Dataset records:
-- -- --
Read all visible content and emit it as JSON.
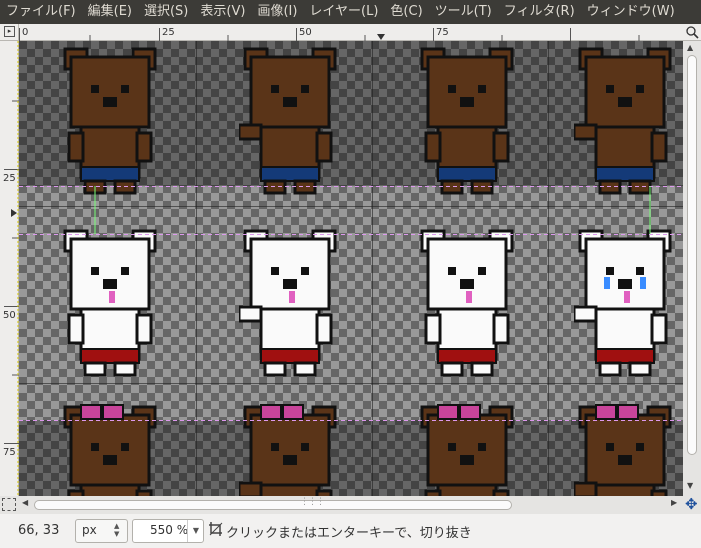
{
  "menu": [
    {
      "label": "ファイル(F)"
    },
    {
      "label": "編集(E)"
    },
    {
      "label": "選択(S)"
    },
    {
      "label": "表示(V)"
    },
    {
      "label": "画像(I)"
    },
    {
      "label": "レイヤー(L)"
    },
    {
      "label": "色(C)"
    },
    {
      "label": "ツール(T)"
    },
    {
      "label": "フィルタ(R)"
    },
    {
      "label": "ウィンドウ(W)"
    }
  ],
  "ruler": {
    "h_labels": [
      "0",
      "25",
      "50",
      "75"
    ],
    "v_labels": [
      "25",
      "50",
      "75"
    ]
  },
  "status": {
    "coords": "66, 33",
    "unit": "px",
    "zoom": "550 %",
    "message": "クリックまたはエンターキーで、切り抜き"
  },
  "colors": {
    "menubar_bg": "#3c3b37",
    "bear_brown": "#5a3418",
    "bear_white": "#fafafa",
    "shorts_blue": "#143a78",
    "shorts_red": "#a01010",
    "bow_pink": "#c8449a",
    "tongue_pink": "#e060c0",
    "tear_blue": "#3a8cff"
  },
  "icons": [
    "quick-mask-icon",
    "navigate-icon",
    "crop-tool-icon",
    "canvas-corner-menu-icon"
  ]
}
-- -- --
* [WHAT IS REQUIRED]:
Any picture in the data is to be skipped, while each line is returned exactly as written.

* [SOLUTION]:
Read all visible content and emit it as JSON.
{
  "menu": [
    {
      "label": "ファイル(F)"
    },
    {
      "label": "編集(E)"
    },
    {
      "label": "選択(S)"
    },
    {
      "label": "表示(V)"
    },
    {
      "label": "画像(I)"
    },
    {
      "label": "レイヤー(L)"
    },
    {
      "label": "色(C)"
    },
    {
      "label": "ツール(T)"
    },
    {
      "label": "フィルタ(R)"
    },
    {
      "label": "ウィンドウ(W)"
    }
  ],
  "ruler": {
    "h_labels": [
      "0",
      "25",
      "50",
      "75"
    ],
    "v_labels": [
      "25",
      "50",
      "75"
    ]
  },
  "status": {
    "coords": "66, 33",
    "unit": "px",
    "zoom": "550 %",
    "message": "クリックまたはエンターキーで、切り抜き"
  },
  "colors": {
    "menubar_bg": "#3c3b37",
    "bear_brown": "#5a3418",
    "bear_white": "#fafafa",
    "shorts_blue": "#143a78",
    "shorts_red": "#a01010",
    "bow_pink": "#c8449a",
    "tongue_pink": "#e060c0",
    "tear_blue": "#3a8cff"
  },
  "icons": [
    "quick-mask-icon",
    "navigate-icon",
    "crop-tool-icon",
    "canvas-corner-menu-icon"
  ]
}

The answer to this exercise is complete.